**WORK REQUIRED**
A single total is needed, the number of lines of this listing that contain the string "offset".
▼
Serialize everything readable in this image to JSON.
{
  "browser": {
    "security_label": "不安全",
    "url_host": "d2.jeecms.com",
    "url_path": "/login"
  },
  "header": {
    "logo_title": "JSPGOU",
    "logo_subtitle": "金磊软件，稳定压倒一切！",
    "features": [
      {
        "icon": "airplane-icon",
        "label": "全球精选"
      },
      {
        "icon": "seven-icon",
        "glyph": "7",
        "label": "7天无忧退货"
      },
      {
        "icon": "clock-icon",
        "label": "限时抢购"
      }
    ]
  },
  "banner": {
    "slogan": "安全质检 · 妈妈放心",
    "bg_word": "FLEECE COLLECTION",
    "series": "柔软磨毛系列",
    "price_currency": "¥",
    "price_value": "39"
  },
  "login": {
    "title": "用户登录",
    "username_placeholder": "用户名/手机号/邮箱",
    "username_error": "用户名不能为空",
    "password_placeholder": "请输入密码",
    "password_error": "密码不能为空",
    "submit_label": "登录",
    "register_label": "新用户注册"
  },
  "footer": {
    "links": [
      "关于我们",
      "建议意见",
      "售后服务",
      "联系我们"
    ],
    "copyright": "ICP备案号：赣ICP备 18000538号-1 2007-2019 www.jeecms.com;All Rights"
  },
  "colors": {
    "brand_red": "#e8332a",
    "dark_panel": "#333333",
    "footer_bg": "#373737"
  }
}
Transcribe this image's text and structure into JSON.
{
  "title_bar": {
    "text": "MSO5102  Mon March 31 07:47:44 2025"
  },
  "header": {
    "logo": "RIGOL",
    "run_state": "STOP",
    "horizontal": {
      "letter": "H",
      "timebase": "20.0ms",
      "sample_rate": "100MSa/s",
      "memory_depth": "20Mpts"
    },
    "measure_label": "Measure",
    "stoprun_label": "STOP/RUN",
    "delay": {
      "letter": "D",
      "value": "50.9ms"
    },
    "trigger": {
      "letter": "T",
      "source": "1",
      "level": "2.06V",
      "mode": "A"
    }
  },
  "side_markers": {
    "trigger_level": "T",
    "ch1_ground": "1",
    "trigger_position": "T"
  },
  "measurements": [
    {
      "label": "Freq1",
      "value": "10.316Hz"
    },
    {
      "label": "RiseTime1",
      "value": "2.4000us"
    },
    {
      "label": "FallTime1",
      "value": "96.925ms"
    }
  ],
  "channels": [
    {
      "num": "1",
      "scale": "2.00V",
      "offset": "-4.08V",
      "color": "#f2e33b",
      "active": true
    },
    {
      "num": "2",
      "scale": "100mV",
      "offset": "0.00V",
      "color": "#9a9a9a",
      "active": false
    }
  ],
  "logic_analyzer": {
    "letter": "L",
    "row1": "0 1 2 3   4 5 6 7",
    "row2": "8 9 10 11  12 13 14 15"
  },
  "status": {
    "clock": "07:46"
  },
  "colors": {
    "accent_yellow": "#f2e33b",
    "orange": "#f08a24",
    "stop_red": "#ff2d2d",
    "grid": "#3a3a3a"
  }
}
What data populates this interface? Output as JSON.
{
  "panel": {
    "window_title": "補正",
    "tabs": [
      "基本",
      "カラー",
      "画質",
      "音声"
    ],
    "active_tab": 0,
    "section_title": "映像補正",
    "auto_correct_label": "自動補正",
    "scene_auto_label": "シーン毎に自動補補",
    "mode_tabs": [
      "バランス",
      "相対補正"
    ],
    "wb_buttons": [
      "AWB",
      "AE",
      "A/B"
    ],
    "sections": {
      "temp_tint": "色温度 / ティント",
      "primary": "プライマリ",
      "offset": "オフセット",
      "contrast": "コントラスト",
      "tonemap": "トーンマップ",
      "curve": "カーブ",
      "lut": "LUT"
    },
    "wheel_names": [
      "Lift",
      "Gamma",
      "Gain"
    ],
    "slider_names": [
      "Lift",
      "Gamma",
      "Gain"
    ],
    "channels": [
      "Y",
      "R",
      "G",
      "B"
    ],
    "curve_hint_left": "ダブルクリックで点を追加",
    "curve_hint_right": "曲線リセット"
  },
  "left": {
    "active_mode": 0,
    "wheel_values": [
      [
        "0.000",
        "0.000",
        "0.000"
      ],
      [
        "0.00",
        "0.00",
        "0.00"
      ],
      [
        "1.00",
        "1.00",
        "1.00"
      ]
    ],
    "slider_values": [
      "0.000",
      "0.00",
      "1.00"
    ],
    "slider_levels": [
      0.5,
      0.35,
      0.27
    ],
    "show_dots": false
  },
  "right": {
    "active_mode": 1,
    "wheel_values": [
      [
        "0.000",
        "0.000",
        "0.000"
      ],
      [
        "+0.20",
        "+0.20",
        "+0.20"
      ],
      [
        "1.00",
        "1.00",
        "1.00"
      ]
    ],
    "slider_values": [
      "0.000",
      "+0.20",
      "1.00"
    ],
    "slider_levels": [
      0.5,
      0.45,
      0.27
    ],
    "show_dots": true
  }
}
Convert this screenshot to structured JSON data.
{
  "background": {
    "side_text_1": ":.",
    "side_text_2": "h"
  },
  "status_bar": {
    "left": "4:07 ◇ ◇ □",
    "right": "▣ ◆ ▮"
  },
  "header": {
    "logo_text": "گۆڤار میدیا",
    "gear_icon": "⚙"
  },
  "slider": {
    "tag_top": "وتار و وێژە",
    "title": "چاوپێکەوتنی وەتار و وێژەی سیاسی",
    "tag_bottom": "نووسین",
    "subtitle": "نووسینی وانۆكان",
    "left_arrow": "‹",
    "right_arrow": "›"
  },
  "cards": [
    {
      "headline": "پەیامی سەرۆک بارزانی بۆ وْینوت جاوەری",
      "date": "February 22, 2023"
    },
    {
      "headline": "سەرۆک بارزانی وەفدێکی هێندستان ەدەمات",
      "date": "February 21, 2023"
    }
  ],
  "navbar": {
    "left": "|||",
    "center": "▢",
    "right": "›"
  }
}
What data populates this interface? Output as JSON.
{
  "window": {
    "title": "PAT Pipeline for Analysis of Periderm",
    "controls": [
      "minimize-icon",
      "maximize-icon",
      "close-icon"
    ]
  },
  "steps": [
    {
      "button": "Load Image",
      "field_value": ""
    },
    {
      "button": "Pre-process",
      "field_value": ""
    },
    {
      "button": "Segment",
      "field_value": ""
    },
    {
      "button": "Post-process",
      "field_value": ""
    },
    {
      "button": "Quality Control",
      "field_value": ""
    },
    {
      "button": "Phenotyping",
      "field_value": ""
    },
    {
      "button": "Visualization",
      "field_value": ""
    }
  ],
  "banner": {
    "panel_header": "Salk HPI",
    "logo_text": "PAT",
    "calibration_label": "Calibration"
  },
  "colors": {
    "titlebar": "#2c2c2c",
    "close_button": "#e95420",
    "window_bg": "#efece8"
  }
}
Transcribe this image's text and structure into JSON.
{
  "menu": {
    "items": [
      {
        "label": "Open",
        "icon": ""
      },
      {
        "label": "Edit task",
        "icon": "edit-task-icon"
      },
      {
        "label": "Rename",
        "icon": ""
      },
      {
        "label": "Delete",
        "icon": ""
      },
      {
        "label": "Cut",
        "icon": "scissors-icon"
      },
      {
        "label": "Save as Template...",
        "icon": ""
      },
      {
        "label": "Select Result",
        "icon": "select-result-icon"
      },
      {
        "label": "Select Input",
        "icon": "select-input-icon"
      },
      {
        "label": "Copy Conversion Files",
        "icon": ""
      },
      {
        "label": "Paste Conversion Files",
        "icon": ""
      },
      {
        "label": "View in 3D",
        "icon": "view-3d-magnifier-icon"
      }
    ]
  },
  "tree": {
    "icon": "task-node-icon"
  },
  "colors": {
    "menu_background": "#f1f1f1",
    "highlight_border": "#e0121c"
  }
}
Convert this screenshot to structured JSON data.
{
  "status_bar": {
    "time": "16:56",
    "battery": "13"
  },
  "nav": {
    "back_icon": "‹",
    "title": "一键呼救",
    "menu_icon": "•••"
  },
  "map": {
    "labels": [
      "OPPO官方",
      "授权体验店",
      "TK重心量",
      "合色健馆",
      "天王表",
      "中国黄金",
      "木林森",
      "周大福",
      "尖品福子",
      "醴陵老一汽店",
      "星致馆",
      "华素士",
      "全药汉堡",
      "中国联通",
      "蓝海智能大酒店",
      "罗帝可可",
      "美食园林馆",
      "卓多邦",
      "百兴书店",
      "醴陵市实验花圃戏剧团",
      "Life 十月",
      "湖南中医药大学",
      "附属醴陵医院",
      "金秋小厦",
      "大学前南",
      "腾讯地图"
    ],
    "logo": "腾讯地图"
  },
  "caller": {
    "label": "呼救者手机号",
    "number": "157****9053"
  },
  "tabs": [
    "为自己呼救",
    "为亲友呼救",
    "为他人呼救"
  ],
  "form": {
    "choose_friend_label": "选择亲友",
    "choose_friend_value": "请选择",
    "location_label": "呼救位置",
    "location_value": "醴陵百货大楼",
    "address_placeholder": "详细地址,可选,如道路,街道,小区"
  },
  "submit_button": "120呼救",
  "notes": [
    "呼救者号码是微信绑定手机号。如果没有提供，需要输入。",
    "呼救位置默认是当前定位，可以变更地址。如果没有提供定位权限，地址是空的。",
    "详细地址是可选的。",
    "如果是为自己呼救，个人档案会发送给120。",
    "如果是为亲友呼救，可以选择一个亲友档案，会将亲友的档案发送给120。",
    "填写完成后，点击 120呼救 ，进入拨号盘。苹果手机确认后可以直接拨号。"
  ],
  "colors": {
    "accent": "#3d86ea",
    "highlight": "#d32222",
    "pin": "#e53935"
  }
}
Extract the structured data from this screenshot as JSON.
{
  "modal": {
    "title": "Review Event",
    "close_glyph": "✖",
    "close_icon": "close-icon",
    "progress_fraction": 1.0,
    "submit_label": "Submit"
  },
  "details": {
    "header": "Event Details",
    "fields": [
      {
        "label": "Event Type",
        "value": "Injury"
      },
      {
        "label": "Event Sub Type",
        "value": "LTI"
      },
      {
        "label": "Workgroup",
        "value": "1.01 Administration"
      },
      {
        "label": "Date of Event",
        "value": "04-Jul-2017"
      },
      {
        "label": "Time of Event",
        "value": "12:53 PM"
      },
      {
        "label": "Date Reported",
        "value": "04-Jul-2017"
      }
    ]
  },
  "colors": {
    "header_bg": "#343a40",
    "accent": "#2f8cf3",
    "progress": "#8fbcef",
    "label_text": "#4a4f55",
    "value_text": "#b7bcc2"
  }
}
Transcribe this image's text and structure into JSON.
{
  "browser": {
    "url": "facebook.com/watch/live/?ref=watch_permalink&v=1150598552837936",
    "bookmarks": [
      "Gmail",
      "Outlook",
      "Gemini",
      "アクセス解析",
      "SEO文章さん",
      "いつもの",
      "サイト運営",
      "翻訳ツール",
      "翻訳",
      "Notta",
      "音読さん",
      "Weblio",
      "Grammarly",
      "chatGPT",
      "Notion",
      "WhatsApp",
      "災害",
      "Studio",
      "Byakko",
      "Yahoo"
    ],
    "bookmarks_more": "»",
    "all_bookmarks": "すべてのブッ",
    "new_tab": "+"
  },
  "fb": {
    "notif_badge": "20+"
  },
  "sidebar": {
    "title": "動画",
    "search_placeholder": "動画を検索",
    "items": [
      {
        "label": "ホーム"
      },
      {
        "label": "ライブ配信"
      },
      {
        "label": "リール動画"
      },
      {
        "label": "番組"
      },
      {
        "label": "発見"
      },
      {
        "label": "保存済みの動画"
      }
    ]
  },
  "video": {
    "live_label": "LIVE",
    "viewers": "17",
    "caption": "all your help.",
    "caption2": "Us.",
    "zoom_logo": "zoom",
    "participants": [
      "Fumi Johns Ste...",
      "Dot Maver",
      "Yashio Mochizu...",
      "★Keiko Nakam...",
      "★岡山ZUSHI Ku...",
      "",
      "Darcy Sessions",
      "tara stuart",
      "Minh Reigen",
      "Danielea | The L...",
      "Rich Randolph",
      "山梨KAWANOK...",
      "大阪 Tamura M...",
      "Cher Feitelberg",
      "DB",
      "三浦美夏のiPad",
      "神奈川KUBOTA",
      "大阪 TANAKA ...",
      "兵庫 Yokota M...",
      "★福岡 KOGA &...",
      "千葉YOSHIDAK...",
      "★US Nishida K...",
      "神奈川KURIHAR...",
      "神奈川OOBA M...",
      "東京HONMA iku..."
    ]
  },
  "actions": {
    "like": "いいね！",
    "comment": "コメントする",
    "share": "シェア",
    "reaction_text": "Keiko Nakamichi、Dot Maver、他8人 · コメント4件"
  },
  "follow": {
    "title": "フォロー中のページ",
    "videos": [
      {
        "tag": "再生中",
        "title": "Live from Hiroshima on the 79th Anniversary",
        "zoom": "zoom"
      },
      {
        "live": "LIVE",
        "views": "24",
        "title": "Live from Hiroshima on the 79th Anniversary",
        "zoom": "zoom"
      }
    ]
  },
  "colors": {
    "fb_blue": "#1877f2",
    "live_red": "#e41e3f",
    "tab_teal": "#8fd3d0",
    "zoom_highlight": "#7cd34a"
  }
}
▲
**EXERCISE ANSWER**
3